Ana falls asleep in the car, and Christian wakes her up when they get home. Then he takes her inside and takes her shoes off for her, because she's a sleepy toddler who just got to Grandma's house:
"I had delightful visions of these around my ears," he murmurs, staring down wistfully at my shoes.
I have delightful visions of them around your ears, too, Christian. With the heels jammed into your ear canals, spearing through your worthless brain.
Hey, speaking of violent impulses, Jenny. Jesus.
Christian takes Ana upstairs, where he removes her makeup for her, because as we have already established, she's a fucking child who can't care for herself.
"Ah. There's the woman I married," he says after a few wipes.
"You don't like makeup?"
"I like it well enough, but I prefer what's beneath it."
I hate that guys feel like they can tell women whether or not to wear makeup. Hey, newsflash? We're not wearing it to impress you. Okay, some of us are. But lots of us wear it because it's fun. Or it makes us feel good to wear it. Why do so many men think women want to hear that they look better without makeup, that it's some kind of compliment to criticize our appearance or give us permission to not use makeup? That's gross, guys. It's gross.
"Let me help you out of what little there is of this dress. It really should come with a health warning." He turns me around and undoes the single button at the neck.
"You were so mad," I murmur.
"Yes. I was."
"No. Not at you." He kisses my shoulder. "For once."
I smile. Not mad at me. This is progress.
It's progress that her husband doesn't hold her responsible for the bad actions of another person. Yes, truly, I see what everyone was saying about Christian getting SOOOOO MUUUUUUCH BEEEETTTTEEEEERRRR in the third book. What was I thinking? Clearly, this is a bastion of feminism and empowerment for women.
But even though Ana wants to have sex with Christian, he won't. Because she's drunk (that's never stopped him before, in fact, he used to get her drunk to get her to consent), because she's tired (even though she's insisting she's not), because of the altitude (didn't bother him in the bathroom earlier). She's being punished, regardless of the "progress" he's made. He won't sleep with her, because she wore slutty makeup and a slutty dress and some other man touched her. Even though he doesn't tell her this, it's pretty fucking transparent; he's ready to ravish her at a moment's notice, until she expresses confidence in her sexuality and her body. Instead, he's going to go work, while on vacation, because that's something he can control.
"Close your eyes. When I come back to bed, I'll expect you to be asleep." It's a threat, a command... it's Christian.

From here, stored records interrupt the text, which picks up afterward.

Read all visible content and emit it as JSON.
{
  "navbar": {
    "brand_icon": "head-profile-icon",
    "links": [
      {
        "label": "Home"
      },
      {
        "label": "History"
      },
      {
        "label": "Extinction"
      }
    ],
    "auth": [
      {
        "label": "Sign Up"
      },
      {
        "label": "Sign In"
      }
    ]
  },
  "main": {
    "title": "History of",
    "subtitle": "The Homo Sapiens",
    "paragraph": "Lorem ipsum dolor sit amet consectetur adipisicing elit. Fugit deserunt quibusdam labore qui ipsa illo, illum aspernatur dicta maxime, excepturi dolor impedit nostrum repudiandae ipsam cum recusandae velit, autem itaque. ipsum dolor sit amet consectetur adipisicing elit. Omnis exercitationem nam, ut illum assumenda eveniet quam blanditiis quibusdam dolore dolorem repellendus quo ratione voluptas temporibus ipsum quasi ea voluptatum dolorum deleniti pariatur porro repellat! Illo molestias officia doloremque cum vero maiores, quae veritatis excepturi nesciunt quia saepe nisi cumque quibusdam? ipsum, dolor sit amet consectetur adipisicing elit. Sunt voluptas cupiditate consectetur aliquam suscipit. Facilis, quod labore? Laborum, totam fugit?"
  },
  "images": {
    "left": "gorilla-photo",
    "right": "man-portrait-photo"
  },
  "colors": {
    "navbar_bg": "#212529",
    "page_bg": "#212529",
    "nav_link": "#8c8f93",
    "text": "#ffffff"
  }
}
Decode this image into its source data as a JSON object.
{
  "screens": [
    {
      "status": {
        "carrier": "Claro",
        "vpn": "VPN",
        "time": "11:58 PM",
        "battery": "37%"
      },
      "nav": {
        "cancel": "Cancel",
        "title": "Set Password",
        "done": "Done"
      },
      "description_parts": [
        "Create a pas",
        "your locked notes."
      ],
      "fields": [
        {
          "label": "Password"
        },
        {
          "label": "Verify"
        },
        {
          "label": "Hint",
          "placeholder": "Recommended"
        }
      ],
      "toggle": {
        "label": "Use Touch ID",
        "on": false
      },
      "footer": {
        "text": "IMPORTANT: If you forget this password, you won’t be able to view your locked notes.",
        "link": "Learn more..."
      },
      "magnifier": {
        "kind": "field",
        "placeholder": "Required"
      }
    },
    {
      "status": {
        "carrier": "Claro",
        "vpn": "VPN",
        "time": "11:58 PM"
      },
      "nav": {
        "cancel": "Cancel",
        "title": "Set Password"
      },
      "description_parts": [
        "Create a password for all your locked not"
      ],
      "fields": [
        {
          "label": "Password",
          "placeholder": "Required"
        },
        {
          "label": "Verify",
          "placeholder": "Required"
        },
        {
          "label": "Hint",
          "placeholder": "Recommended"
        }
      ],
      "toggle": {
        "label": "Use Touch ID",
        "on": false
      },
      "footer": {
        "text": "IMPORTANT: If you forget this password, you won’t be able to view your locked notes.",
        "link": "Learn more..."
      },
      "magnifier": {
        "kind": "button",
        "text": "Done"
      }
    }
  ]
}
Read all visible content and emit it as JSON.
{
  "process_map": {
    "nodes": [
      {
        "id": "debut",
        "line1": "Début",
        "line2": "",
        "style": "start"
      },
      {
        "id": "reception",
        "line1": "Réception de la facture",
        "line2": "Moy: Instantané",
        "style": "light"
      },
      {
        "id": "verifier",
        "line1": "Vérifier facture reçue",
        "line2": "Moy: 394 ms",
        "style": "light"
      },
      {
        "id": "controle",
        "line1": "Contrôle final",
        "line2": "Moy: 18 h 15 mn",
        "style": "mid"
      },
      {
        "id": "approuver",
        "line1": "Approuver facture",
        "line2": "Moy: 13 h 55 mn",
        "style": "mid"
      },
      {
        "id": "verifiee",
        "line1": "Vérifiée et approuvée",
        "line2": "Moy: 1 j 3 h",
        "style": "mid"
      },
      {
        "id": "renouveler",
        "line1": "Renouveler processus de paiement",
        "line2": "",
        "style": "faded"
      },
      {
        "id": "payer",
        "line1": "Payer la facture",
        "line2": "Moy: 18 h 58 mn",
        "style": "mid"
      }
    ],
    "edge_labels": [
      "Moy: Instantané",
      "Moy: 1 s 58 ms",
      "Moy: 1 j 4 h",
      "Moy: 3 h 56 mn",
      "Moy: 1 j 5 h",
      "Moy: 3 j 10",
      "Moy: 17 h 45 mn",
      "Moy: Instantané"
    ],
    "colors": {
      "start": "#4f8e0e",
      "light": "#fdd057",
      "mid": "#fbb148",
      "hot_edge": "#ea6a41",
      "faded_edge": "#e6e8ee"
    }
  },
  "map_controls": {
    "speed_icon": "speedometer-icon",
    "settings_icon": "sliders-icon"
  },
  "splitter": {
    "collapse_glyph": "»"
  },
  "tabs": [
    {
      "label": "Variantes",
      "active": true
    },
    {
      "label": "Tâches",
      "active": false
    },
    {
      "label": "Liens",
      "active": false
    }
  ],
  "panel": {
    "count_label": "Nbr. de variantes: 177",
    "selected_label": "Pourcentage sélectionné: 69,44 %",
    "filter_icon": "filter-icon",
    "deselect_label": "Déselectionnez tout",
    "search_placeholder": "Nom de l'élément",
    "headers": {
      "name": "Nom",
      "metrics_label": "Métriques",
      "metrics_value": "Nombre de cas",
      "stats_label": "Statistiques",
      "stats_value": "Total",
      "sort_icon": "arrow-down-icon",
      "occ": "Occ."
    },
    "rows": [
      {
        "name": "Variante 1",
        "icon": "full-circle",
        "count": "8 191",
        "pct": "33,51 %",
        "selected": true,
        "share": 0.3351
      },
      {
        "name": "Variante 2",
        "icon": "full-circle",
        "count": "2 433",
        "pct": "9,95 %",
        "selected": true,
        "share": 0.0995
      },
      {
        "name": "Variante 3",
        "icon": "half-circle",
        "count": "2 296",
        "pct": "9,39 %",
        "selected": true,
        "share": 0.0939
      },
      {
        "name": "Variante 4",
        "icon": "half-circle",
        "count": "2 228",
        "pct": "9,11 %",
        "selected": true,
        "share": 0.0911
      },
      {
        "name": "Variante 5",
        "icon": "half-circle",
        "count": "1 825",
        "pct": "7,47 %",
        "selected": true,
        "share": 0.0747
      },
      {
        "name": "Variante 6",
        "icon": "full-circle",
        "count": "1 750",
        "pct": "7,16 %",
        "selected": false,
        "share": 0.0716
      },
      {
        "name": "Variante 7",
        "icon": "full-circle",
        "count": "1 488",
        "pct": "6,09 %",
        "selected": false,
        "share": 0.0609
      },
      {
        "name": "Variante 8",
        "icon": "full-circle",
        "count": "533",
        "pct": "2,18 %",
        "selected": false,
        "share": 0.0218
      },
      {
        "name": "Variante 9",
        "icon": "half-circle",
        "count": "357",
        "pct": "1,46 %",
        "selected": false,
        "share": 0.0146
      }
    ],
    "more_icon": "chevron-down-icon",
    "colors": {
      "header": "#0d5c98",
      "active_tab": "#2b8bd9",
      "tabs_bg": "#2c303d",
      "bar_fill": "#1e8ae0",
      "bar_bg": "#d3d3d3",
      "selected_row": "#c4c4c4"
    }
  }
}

Swoon, ladies. Swooooooon.
I grin widely, the word progress running around my brain as I drift.
And if you couldn't tell from the fact that she's falling asleep, the chapter is over.